Nobody Lost, Nobody Found
I had a chance to take home an iPad from work yesterday. I had spent some time with the device in the store a few weeks before and held off on writing a review. My reluctance had less to do with the iPad, than with my general feelings as a designer working in technology towards Apple’s cultural dominance in my field of choice.
I’ll use the iphone as an example of The-Inner-Conflict, which goes something like this:
1.) These days, the iphone is basically the social equivalent of a Jersey Shore tan / tramp stamp, they have same sort of allure that most of pop-culture does to designers.
2.) The iphone is the best phone available out there. Period. And it pretty much brought the mobile revolution to America, by building a phone that made everything easier on a phone but phone calls.
So maybe that gives you an idea of what kind of person I am, and thus, which grains of salt you’d like to keep on the table.
Let’s start with the physical object. The size and shape are just right. The slate form factor has been around for a while, but nobody’s nailed it in a consumer product. And this does. The screen size, thinness, and materials all feel like a ‘magazine’. The touch screen works great, a little smeary, but if you’ve used Apple’s other touch screens, you’re used to that.
When you turn it on, it boots in less than a second. This goes for the apps too. There’s no waiting. I touch what I want… and then I get it. The ‘operating system’ is basically the same as the iphone: a grid of apps. They’re all perky and transitions here work really smoothly. The instantaneous result from interaction to content is glossed over in many reviews in favor of the product design, but it’s probably one of the most important features. The competition for an iPad is a magazine, not tech. And they recognized this. You can pick it up and consume information– instantly.
I used the keyboard and was surprised by how quickly I could type up an email, when the device was in landscape mode. Although I hear stories of people using the device to take note, typing input is probably just something I tolerate for the other features. (At one point I was typing and I wanted to open-apple-z, but there’s no “undo”.)
I tried to use Safari. For a device “built for browsing” it sucked pretty badly. All the sites (Twitter, Facebook, Gmail) loaded into their mobile versions which lacked design and content. There was no tabbing, so switching between windows was extra clicks and the background loading seemed to be broken. This meant that I had to wait for pages to refresh. In the meantime, I had a strong desire to just download the apps.
Calendaring, notes, and email were nothing fancy, pretty bare bones, but all usable. I had tried the iWork suite in the store and found it pretty useless. The apps weren’t well designed for touch, the only exception being the PowerPoint clone. Moving and scaling images in a presentation using multi-touch was much, much easier than with a mouse.

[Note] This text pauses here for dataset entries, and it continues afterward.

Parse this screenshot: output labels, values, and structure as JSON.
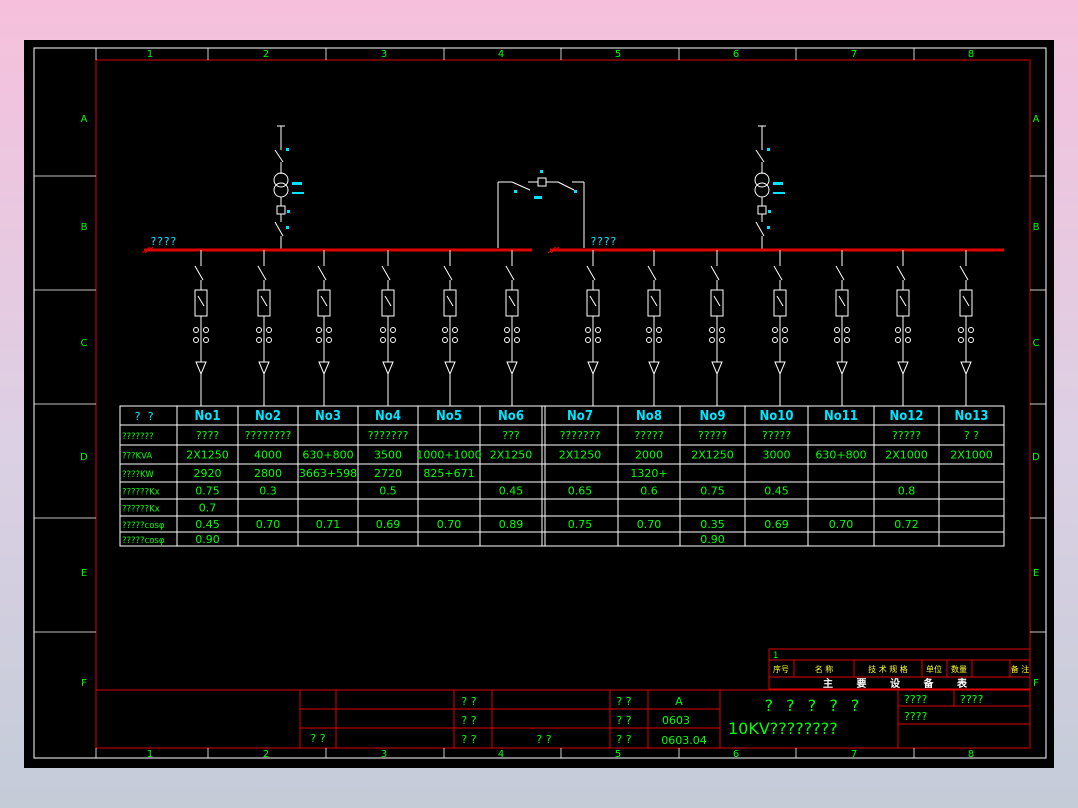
{
  "bus": {
    "left_label": "????",
    "right_label": "????"
  },
  "zones": {
    "columns": [
      "1",
      "2",
      "3",
      "4",
      "5",
      "6",
      "7",
      "8"
    ],
    "rows": [
      "A",
      "B",
      "C",
      "D",
      "E",
      "F"
    ]
  },
  "schedule": {
    "header_label": "? ?",
    "panels": [
      "No1",
      "No2",
      "No3",
      "No4",
      "No5",
      "No6",
      "No7",
      "No8",
      "No9",
      "No10",
      "No11",
      "No12",
      "No13"
    ],
    "rows": [
      {
        "label": "???????",
        "cells": [
          "????",
          "????????",
          "",
          "???????",
          "",
          "???",
          "???????",
          "?????",
          "?????",
          "?????",
          "",
          "?????",
          "? ?"
        ]
      },
      {
        "label": "???KVA",
        "cells": [
          "2X1250",
          "4000",
          "630+800",
          "3500",
          "1000+1000",
          "2X1250",
          "2X1250",
          "2000",
          "2X1250",
          "3000",
          "630+800",
          "2X1000",
          "2X1000"
        ]
      },
      {
        "label": "????KW",
        "cells": [
          "2920",
          "2800",
          "3663+598",
          "2720",
          "825+671",
          "",
          "",
          "1320+",
          "",
          "",
          "",
          "",
          ""
        ]
      },
      {
        "label": "??????Kx",
        "cells": [
          "0.75",
          "0.3",
          "",
          "0.5",
          "",
          "0.45",
          "0.65",
          "0.6",
          "0.75",
          "0.45",
          "",
          "0.8",
          ""
        ]
      },
      {
        "label": "??????Kx",
        "cells": [
          "0.7",
          "",
          "",
          "",
          "",
          "",
          "",
          "",
          "",
          "",
          "",
          "",
          ""
        ]
      },
      {
        "label": "?????cosφ",
        "cells": [
          "0.45",
          "0.70",
          "0.71",
          "0.69",
          "0.70",
          "0.89",
          "0.75",
          "0.70",
          "0.35",
          "0.69",
          "0.70",
          "0.72",
          ""
        ]
      },
      {
        "label": "?????cosφ",
        "cells": [
          "0.90",
          "",
          "",
          "",
          "",
          "",
          "",
          "",
          "0.90",
          "",
          "",
          "",
          ""
        ]
      }
    ]
  },
  "equipment_table": {
    "index": "1",
    "headers": [
      "序号",
      "名 称",
      "技 术 规 格",
      "单位",
      "数量",
      "备 注"
    ],
    "title": "主 要 设 备 表"
  },
  "title_block": {
    "design_label": "? ?",
    "row_labels": [
      "? ?",
      "? ?",
      "? ?"
    ],
    "approve_label": "? ?",
    "sheet_labels": [
      "? ?",
      "? ?",
      "? ?"
    ],
    "stage_value": "A",
    "drawing_no": "0603",
    "date_value": "0603.04",
    "project_name": "? ? ? ? ?",
    "drawing_title": "10KV????????",
    "right_labels": [
      "????",
      "????",
      "????"
    ]
  }
}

At home, I tried several free apps: Nike, Weather Channel, and a magazine app for Esquire. I didn’t have an account yet to buy the paid ones; I’m very interested in the Popular Mechanics app. The apps, for the most part, were good looking and you could tell people were thinking about how to use a touch slate. I think we’re going to see a lot of creative people make some amazing things for the iPad. It’s sort of a genius play by Apple, to build just enough of the thing that other people can build your killer app for you. There’s a huge developer community behind this device and that’s really exciting. Apple mobilized and energized a massive community of people into developing software; although, I do wish Apple would recognize that there are similar communities using Flash, Google (and Microsoft) products and their communities might add to what iPad apps could offer.
As many people have been arguing for years, the slate form factor fits nicely into a number of scenarios and it’s nice that the bar has been set high enough that we’ll get an explosion of software/ideas. The slate’s niche is probably going to be most dramatic in the home, where most people who don’t need a home pc will instead have a slate on their coffee table that they can take to kitchen, read in bed, or ‘plug’ into their TV.
Anyone who uses a notebook (the paper kind) might find this a good replacement. For people out in the field, like doctors, technicians, or office workers who are always on the move, this might be a great form factor to equip people at low cost. I think soon (in the next few months) we’ll see competing devices but I doubt that they’ll produce better software, as flawed as the iPad OS is. The apps for iPad will be far advanced, by that time. There is also a lot of potential for a slate form factor as a creation device rather than just a consumption device. Something like Microsoft Courier might fill that gap, or it might be quickly accomplished by the right iPad apps.